Start of INFORMATION GIVEN
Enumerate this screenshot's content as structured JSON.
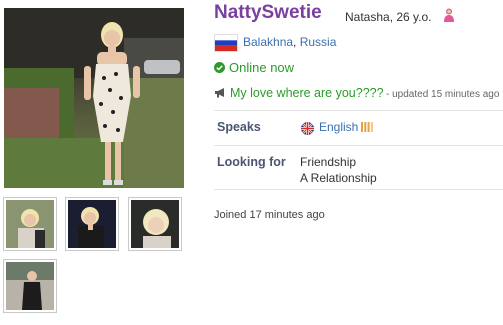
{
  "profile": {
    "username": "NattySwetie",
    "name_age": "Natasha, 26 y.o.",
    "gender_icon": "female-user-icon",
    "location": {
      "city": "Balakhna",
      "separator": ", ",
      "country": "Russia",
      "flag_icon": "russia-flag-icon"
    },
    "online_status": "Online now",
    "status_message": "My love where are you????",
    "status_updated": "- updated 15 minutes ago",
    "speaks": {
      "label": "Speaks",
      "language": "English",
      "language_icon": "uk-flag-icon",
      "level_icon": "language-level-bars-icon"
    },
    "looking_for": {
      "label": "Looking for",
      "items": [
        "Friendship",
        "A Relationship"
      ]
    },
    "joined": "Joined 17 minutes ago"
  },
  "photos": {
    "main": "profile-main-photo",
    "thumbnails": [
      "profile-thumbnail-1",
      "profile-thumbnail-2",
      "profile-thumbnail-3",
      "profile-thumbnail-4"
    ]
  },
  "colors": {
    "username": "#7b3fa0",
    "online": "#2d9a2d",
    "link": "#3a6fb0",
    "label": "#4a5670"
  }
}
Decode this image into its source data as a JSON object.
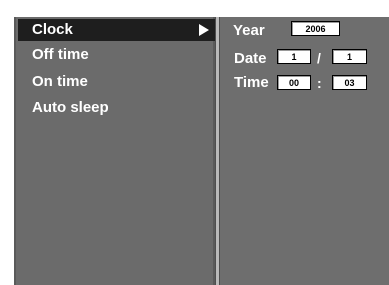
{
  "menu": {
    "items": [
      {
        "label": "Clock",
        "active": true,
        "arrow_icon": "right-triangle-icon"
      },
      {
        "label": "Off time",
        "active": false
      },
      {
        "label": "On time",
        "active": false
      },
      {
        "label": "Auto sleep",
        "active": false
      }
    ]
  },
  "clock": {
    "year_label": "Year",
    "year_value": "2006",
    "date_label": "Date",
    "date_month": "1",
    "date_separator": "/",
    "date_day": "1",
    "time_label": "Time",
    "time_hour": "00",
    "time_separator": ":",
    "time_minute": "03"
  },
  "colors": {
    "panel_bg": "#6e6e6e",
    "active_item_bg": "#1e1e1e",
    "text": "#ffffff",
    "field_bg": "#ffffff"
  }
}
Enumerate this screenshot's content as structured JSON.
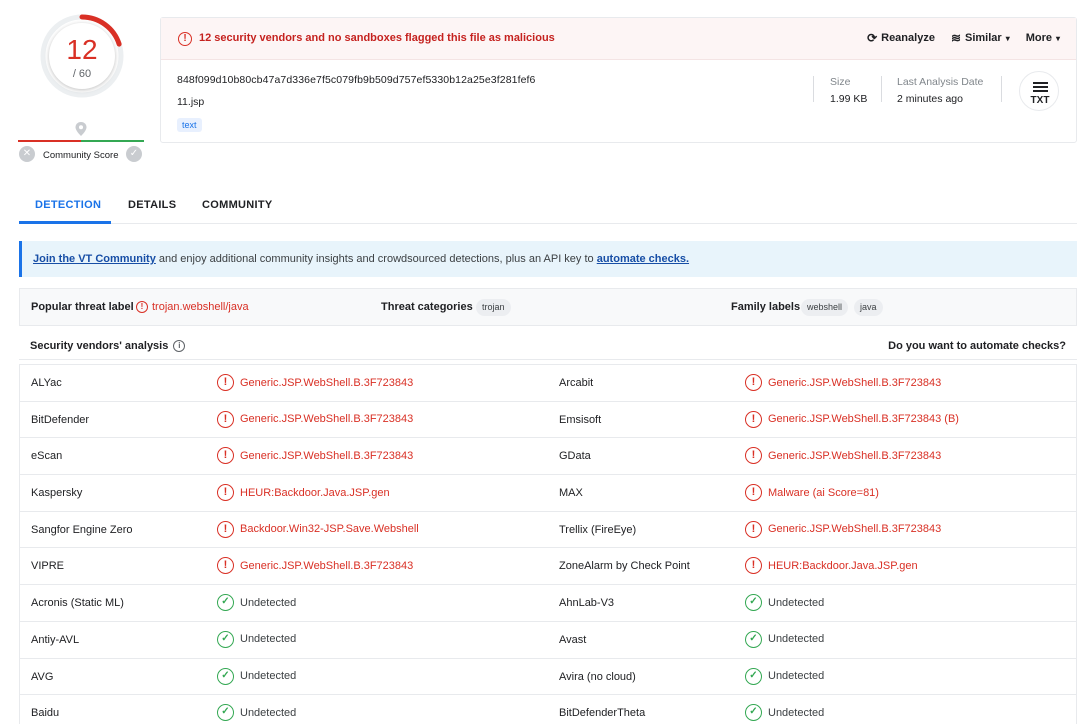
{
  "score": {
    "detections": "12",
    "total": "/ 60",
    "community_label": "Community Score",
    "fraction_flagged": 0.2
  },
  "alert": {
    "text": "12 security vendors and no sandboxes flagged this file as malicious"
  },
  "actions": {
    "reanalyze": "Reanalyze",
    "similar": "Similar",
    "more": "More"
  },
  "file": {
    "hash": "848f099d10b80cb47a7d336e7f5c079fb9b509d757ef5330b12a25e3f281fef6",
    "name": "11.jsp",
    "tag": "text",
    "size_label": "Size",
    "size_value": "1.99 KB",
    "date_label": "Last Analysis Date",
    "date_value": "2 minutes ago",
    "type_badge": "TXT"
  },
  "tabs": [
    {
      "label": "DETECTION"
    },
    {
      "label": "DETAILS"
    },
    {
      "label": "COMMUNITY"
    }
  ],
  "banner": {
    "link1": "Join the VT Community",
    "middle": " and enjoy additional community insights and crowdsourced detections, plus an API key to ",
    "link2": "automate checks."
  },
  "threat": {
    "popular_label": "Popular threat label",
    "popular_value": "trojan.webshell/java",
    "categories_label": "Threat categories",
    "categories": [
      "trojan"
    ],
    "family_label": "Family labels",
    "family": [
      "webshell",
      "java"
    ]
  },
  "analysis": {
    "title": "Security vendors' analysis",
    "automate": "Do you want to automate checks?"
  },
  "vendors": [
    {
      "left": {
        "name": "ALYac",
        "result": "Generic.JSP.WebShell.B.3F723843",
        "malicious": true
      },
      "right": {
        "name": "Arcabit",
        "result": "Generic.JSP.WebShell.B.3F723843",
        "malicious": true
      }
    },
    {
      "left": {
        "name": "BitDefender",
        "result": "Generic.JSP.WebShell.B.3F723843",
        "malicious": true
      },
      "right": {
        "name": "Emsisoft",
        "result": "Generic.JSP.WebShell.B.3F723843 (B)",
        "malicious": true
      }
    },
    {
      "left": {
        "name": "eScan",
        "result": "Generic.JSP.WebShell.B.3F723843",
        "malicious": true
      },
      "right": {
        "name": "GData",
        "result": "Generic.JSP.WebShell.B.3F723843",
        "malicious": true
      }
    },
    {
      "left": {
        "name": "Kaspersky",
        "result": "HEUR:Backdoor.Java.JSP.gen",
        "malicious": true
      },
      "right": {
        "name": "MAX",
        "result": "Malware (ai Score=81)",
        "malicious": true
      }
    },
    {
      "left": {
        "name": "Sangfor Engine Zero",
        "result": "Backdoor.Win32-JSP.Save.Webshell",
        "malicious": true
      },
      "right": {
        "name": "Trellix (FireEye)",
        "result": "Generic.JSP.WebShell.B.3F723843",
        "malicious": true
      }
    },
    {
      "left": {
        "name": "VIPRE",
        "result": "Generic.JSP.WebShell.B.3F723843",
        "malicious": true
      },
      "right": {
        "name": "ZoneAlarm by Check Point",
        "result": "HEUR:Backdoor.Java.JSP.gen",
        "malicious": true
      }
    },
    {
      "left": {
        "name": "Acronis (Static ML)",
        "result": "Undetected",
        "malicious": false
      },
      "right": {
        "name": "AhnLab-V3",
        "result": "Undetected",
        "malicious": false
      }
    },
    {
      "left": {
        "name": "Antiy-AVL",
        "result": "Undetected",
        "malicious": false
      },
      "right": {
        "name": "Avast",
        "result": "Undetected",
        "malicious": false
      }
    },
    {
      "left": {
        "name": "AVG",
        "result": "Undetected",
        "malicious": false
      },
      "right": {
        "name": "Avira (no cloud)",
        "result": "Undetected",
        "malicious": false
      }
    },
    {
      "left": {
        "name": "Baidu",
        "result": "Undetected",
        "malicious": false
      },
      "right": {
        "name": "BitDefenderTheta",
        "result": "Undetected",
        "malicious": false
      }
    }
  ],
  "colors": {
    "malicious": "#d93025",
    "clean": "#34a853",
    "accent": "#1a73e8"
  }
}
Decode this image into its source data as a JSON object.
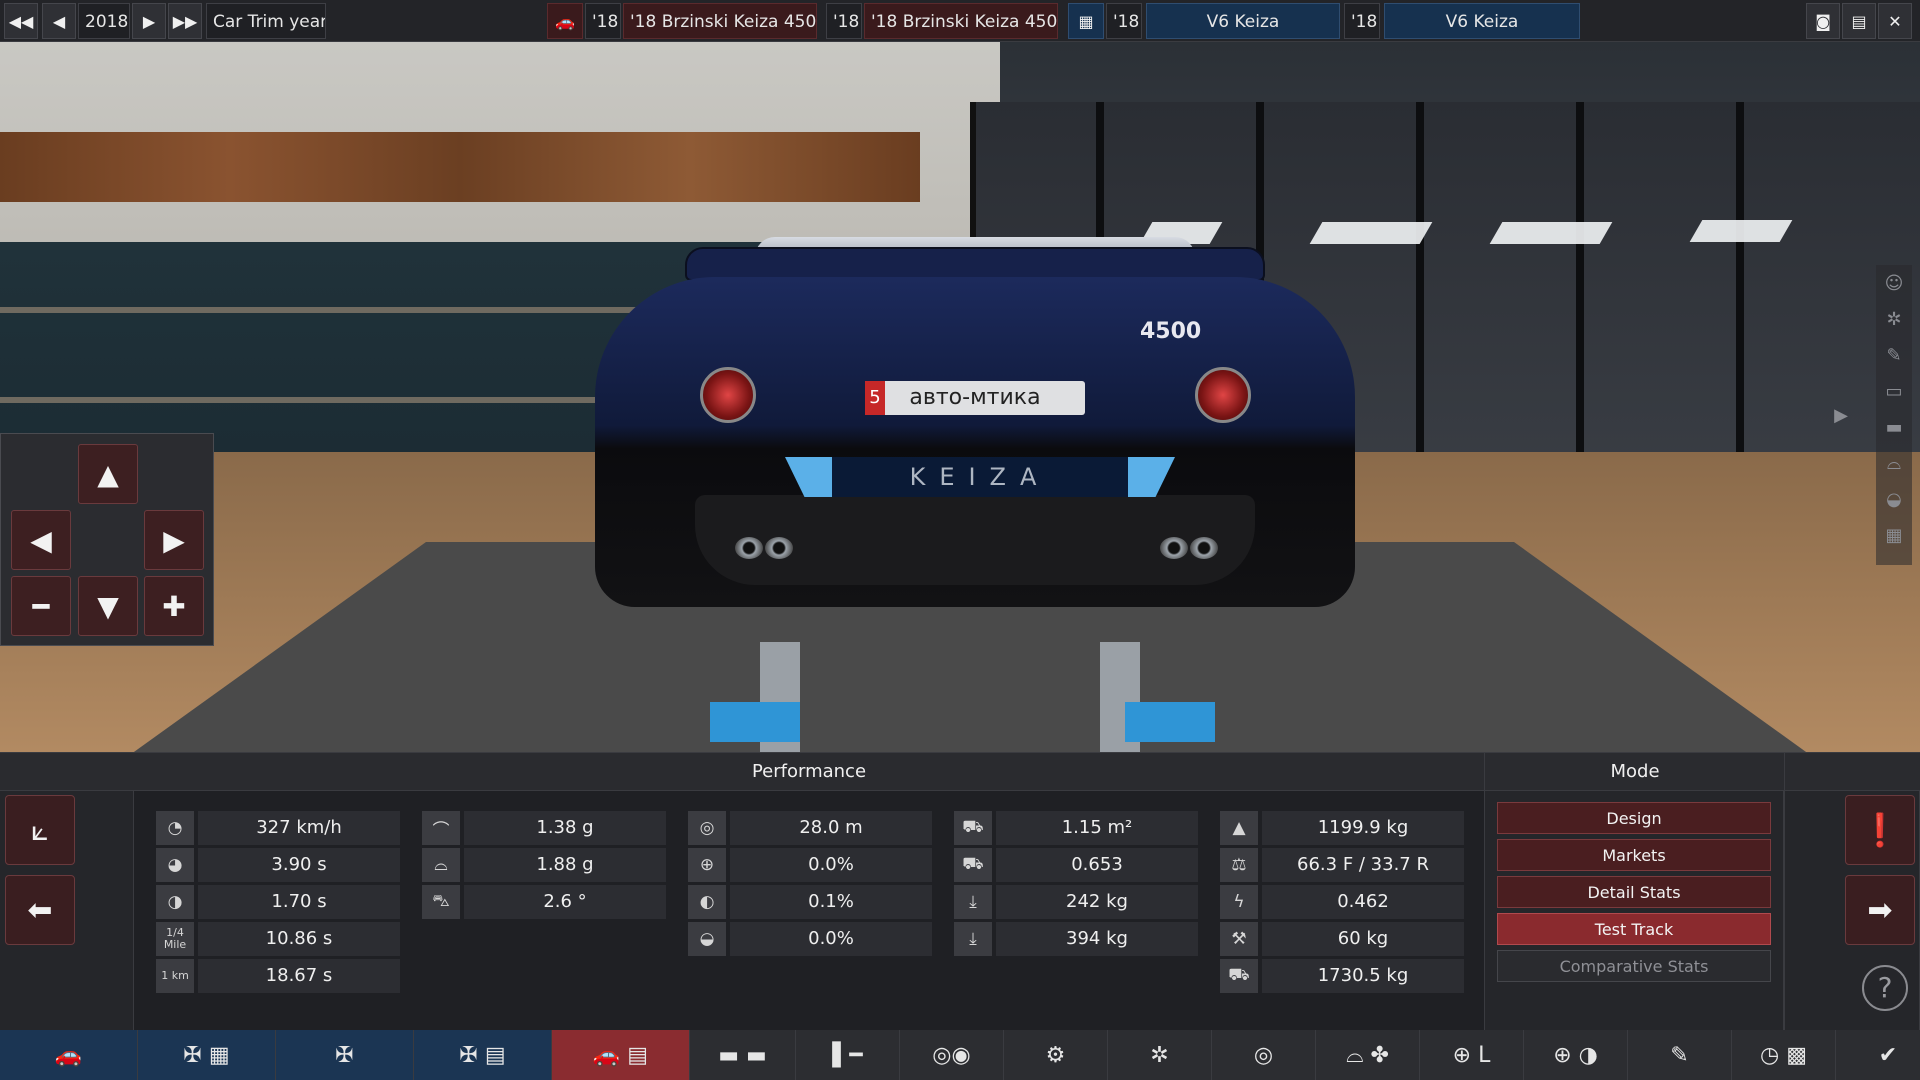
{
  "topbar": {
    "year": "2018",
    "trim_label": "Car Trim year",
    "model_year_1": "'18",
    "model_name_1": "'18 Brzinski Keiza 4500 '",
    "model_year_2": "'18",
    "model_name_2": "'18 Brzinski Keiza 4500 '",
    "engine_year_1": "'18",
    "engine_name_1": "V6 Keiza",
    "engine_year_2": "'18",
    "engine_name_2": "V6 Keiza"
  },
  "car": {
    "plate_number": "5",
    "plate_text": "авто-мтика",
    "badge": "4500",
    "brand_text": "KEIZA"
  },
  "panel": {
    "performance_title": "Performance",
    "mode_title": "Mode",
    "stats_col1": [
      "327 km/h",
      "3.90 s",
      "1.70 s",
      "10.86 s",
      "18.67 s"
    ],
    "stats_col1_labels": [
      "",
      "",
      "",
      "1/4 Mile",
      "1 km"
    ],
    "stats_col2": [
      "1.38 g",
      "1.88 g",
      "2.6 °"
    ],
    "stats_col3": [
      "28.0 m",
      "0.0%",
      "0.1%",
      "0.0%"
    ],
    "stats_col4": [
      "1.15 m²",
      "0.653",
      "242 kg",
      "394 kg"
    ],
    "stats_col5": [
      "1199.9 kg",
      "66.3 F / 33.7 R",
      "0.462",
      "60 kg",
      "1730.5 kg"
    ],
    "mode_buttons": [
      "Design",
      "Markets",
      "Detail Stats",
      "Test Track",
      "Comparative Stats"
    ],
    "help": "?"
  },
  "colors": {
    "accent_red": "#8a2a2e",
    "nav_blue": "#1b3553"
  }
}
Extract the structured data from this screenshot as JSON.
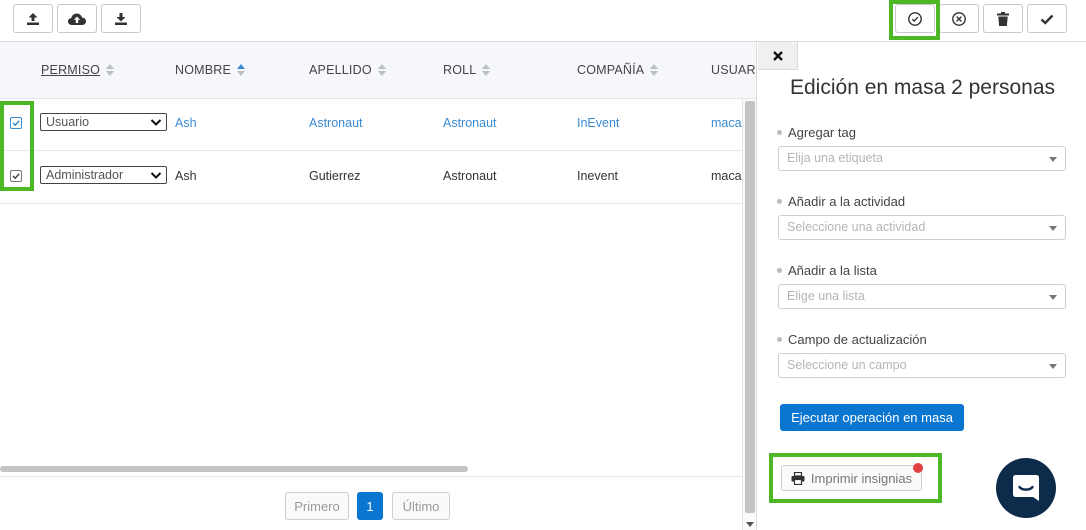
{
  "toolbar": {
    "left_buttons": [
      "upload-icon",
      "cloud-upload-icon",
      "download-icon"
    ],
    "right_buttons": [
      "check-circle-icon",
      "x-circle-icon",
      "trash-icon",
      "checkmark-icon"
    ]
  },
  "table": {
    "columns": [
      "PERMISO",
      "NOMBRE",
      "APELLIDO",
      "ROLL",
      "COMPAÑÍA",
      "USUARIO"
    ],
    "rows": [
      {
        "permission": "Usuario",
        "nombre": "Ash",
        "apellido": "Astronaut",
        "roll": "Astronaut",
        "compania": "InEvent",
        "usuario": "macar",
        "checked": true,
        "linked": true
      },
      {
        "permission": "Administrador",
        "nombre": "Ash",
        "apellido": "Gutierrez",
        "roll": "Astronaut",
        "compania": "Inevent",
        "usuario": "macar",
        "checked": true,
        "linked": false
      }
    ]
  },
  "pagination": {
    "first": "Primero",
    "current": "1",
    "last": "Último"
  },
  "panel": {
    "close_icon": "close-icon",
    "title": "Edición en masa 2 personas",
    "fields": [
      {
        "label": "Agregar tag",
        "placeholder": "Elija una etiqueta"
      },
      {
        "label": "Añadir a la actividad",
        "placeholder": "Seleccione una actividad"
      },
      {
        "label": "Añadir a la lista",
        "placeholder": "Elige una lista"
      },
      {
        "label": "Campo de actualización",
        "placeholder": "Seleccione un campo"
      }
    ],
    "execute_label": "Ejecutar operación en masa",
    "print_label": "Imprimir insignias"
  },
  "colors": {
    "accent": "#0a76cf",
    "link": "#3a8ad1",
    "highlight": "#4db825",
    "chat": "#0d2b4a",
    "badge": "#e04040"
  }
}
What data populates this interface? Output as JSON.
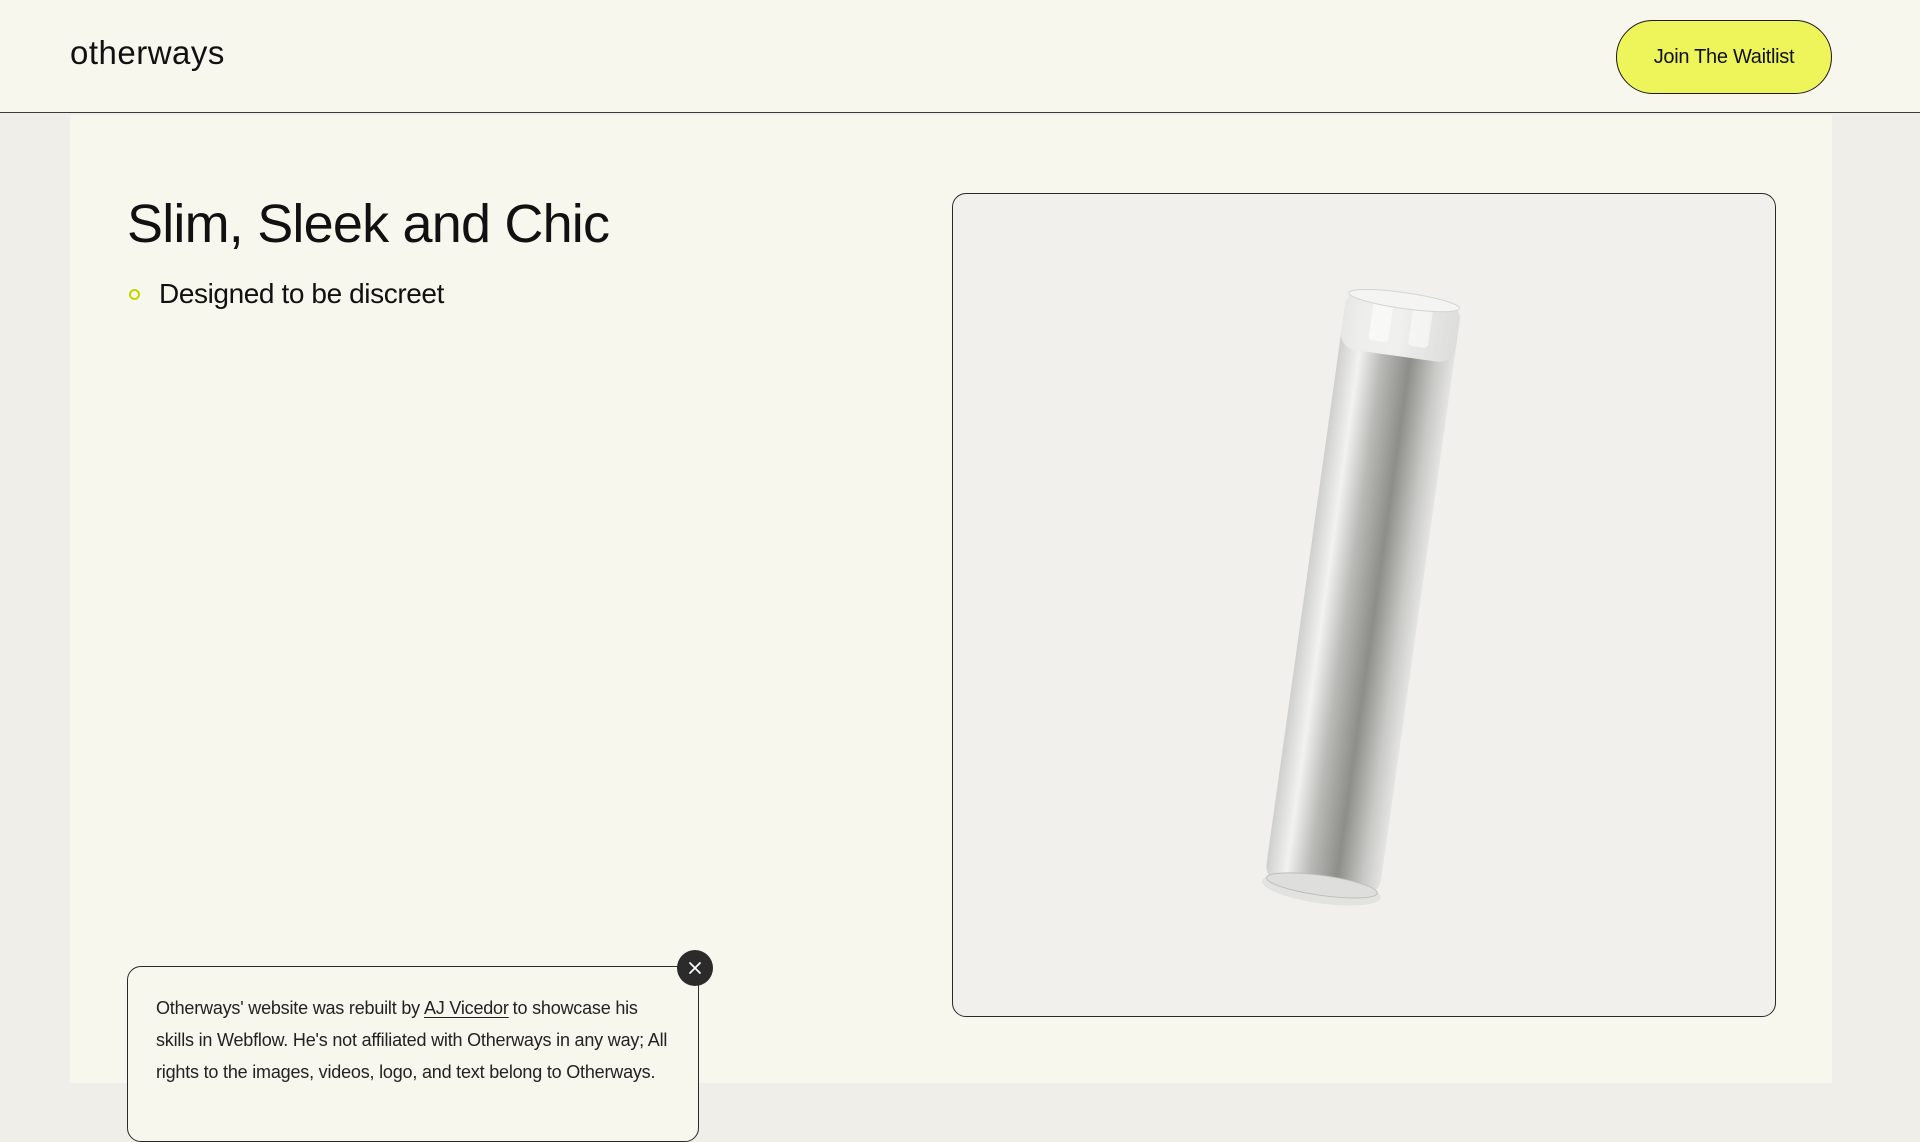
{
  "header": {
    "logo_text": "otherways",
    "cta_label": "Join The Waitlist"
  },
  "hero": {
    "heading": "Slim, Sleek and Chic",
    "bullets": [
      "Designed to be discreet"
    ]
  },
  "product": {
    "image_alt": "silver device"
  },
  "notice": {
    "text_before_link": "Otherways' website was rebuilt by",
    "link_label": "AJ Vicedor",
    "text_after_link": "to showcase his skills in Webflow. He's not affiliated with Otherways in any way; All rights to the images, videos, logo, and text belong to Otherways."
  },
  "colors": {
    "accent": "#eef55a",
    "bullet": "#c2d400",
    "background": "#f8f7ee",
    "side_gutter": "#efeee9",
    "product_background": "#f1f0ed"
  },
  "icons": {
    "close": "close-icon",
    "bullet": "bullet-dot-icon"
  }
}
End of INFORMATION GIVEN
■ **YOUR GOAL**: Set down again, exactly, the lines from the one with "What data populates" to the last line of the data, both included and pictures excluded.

■ **FINISHED TASK**:
What data populates this interface? Output as JSON.
{
  "header": {
    "logo_text": "otherways",
    "cta_label": "Join The Waitlist"
  },
  "hero": {
    "heading": "Slim, Sleek and Chic",
    "bullets": [
      "Designed to be discreet"
    ]
  },
  "product": {
    "image_alt": "silver device"
  },
  "notice": {
    "text_before_link": "Otherways' website was rebuilt by",
    "link_label": "AJ Vicedor",
    "text_after_link": "to showcase his skills in Webflow. He's not affiliated with Otherways in any way; All rights to the images, videos, logo, and text belong to Otherways."
  },
  "colors": {
    "accent": "#eef55a",
    "bullet": "#c2d400",
    "background": "#f8f7ee",
    "side_gutter": "#efeee9",
    "product_background": "#f1f0ed"
  },
  "icons": {
    "close": "close-icon",
    "bullet": "bullet-dot-icon"
  }
}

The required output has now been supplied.